MATERIAL SUPPLIED:

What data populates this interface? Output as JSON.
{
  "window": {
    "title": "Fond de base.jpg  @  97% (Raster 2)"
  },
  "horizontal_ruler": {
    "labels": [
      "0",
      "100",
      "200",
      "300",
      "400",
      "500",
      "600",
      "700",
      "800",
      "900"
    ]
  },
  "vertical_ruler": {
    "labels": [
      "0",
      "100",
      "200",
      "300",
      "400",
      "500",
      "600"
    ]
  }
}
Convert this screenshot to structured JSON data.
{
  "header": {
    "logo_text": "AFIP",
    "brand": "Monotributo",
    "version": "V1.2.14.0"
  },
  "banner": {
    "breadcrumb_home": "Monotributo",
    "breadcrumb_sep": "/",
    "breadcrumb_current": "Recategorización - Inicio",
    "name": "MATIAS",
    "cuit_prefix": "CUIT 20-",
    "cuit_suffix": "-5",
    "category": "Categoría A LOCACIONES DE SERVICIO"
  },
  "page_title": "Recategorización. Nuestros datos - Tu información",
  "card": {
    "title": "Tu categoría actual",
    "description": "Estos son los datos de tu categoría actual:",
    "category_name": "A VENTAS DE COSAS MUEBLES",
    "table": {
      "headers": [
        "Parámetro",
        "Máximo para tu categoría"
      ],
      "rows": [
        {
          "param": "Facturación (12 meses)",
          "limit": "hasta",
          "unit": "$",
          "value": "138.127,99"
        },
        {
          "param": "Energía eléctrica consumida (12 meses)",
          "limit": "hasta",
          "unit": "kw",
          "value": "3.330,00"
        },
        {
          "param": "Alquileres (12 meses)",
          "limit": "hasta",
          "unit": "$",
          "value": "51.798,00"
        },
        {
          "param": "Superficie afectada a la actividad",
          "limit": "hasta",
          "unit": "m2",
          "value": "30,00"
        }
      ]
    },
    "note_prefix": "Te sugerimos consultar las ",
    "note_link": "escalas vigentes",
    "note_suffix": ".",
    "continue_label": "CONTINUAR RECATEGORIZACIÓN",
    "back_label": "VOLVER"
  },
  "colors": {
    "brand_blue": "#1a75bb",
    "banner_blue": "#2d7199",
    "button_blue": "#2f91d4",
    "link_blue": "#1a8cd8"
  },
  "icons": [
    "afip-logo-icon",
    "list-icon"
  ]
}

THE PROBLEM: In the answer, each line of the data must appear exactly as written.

EXPECTED OUTPUT:
What data populates this interface? Output as JSON.
{
  "window": {
    "title": "Fond de base.jpg  @  97% (Raster 2)"
  },
  "horizontal_ruler": {
    "labels": [
      "0",
      "100",
      "200",
      "300",
      "400",
      "500",
      "600",
      "700",
      "800",
      "900"
    ]
  },
  "vertical_ruler": {
    "labels": [
      "0",
      "100",
      "200",
      "300",
      "400",
      "500",
      "600"
    ]
  }
}
Convert this screenshot to structured JSON data.
{
  "header": {
    "logo_text": "AFIP",
    "brand": "Monotributo",
    "version": "V1.2.14.0"
  },
  "banner": {
    "breadcrumb_home": "Monotributo",
    "breadcrumb_sep": "/",
    "breadcrumb_current": "Recategorización - Inicio",
    "name": "MATIAS",
    "cuit_prefix": "CUIT 20-",
    "cuit_suffix": "-5",
    "category": "Categoría A LOCACIONES DE SERVICIO"
  },
  "page_title": "Recategorización. Nuestros datos - Tu información",
  "card": {
    "title": "Tu categoría actual",
    "description": "Estos son los datos de tu categoría actual:",
    "category_name": "A VENTAS DE COSAS MUEBLES",
    "table": {
      "headers": [
        "Parámetro",
        "Máximo para tu categoría"
      ],
      "rows": [
        {
          "param": "Facturación (12 meses)",
          "limit": "hasta",
          "unit": "$",
          "value": "138.127,99"
        },
        {
          "param": "Energía eléctrica consumida (12 meses)",
          "limit": "hasta",
          "unit": "kw",
          "value": "3.330,00"
        },
        {
          "param": "Alquileres (12 meses)",
          "limit": "hasta",
          "unit": "$",
          "value": "51.798,00"
        },
        {
          "param": "Superficie afectada a la actividad",
          "limit": "hasta",
          "unit": "m2",
          "value": "30,00"
        }
      ]
    },
    "note_prefix": "Te sugerimos consultar las ",
    "note_link": "escalas vigentes",
    "note_suffix": ".",
    "continue_label": "CONTINUAR RECATEGORIZACIÓN",
    "back_label": "VOLVER"
  },
  "colors": {
    "brand_blue": "#1a75bb",
    "banner_blue": "#2d7199",
    "button_blue": "#2f91d4",
    "link_blue": "#1a8cd8"
  },
  "icons": [
    "afip-logo-icon",
    "list-icon"
  ]
}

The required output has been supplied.